Taylor was promoted to his 8th degree Black Belt in 2001 at the legendary Shaolin Temple of China.
In 2010, Shihan Taylor was promoted to 9th Degree Black Belt with Shihan Joseph Nesta as a witness.
In 2012, Shihan Taylor was promoted to rank of 10th Degree Black Belt and given the title “Grandmaster” by 10th Degree Black Belt and Grandmaster Shihan Joseph Nesta.
Z-Ultimate “Closes The Loop” in Our Kenpo Lineage
By 2010, Shihan Paul Taylor, now a 9th Degree Black Belt, is the Senior Master for Z-Ultimate Self Defense Studios. To honor and strengthen his connection to Professor Cerio in the Kenpo family lineage, Shihan Taylor thought it was important to connect with the person who was the most knowledgeable and closest to Professor Cerio prior to his death.
To accomplish this, he reached out to 10th Degree Black Belt Shihan Joseph Nesta, (who, after Professor Cerio’s death, went on to train with other masters and earn his 10th degree Black Belt) who agreed to become a martial arts advisor for Z-Ultimate Self Defense Studios, “closing the loop” in modern Kenpo history and honoring our lineage to Professor Cerio.
Ultimate Kenpo is About Developing the Ultimate You
Our system of Ultimate Kenpo is a dynamic blend of Karate, Kung Fu and Jiujitsu with historical origins dating back thousands of years. Z-Ultimate believes in taking the martial arts and using it as a vehicle to develop and bring out the best in you.
Your “Ultimate” mind, body and spirit is achieved through a collection of Classical, Practical and Tactical values, philosophies and blended applications, all carefully designed and defined for all age groups by Grandmaster Taylor and the Z-Ultimate Board of Masters.
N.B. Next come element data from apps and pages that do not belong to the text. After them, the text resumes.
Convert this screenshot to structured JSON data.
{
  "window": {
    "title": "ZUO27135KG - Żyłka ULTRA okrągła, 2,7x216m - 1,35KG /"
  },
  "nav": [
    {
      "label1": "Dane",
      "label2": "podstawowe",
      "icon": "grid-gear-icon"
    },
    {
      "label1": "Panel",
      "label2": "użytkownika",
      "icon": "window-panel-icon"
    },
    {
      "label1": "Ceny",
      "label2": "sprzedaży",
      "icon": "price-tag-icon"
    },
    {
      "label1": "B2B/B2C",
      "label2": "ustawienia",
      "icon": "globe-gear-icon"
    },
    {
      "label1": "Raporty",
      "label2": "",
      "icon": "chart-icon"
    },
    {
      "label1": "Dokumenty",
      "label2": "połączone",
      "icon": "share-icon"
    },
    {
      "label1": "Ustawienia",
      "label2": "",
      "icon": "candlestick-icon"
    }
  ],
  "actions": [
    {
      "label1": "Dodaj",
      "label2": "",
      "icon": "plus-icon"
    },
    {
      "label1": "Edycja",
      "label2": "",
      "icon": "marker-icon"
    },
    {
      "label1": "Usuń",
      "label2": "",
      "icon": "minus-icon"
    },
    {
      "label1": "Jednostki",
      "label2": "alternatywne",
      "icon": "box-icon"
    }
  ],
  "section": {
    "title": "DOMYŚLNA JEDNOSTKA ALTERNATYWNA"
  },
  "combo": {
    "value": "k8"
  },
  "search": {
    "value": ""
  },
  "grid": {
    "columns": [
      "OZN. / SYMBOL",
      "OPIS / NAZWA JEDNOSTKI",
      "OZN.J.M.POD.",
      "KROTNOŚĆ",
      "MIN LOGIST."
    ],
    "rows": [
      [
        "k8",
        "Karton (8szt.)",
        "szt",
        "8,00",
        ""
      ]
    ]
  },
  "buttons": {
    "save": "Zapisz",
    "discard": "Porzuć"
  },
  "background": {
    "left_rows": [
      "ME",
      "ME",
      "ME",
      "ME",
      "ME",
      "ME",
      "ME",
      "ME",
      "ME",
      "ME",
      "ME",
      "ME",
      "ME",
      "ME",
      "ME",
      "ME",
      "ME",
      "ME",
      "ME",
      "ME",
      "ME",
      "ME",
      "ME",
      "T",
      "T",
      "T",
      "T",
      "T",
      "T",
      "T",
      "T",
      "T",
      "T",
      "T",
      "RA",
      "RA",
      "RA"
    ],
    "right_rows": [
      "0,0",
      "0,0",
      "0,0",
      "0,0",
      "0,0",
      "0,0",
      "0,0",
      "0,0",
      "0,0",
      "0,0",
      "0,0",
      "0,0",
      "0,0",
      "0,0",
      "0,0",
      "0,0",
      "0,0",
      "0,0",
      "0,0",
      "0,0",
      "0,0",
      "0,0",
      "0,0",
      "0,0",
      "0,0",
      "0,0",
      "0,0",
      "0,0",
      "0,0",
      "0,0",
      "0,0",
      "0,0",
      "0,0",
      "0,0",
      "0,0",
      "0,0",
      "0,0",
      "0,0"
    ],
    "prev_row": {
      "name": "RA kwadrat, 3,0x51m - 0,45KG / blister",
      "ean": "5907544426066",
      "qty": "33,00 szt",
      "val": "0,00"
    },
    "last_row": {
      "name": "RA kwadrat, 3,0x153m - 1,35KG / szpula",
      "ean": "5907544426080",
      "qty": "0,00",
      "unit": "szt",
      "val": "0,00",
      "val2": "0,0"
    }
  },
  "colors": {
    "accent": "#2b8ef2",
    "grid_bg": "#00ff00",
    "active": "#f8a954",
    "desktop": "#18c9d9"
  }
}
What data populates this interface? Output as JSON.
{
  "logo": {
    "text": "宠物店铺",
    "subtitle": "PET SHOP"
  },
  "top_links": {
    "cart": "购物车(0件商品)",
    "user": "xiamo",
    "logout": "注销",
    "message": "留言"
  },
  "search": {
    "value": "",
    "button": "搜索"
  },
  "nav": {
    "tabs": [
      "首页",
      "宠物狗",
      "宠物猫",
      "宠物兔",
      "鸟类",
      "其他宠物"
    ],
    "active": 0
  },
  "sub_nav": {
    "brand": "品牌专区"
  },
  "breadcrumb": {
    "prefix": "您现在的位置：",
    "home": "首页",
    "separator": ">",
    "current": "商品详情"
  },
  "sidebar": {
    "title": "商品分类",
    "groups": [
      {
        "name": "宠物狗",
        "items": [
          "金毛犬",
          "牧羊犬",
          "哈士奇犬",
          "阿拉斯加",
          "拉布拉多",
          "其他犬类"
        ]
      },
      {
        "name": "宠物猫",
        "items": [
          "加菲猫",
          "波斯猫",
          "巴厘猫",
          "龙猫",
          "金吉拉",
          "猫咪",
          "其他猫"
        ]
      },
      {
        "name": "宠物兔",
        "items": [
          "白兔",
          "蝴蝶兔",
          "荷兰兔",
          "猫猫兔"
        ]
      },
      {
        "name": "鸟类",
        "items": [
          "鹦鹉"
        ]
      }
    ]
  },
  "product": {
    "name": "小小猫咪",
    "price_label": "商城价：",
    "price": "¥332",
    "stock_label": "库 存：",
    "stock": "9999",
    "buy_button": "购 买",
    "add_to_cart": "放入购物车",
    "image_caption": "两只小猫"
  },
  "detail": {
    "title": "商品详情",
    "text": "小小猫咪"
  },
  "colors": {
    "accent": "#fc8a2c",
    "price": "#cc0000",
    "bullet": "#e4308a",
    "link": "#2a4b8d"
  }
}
Through our exclusive “Dynamic Master Method” of instruction and personalized “TNT” – Teach and Train – strategies and curriculum, you will be both enlightened and empowered while enjoying the most comprehensive, versatile and effective form of martial arts training available today.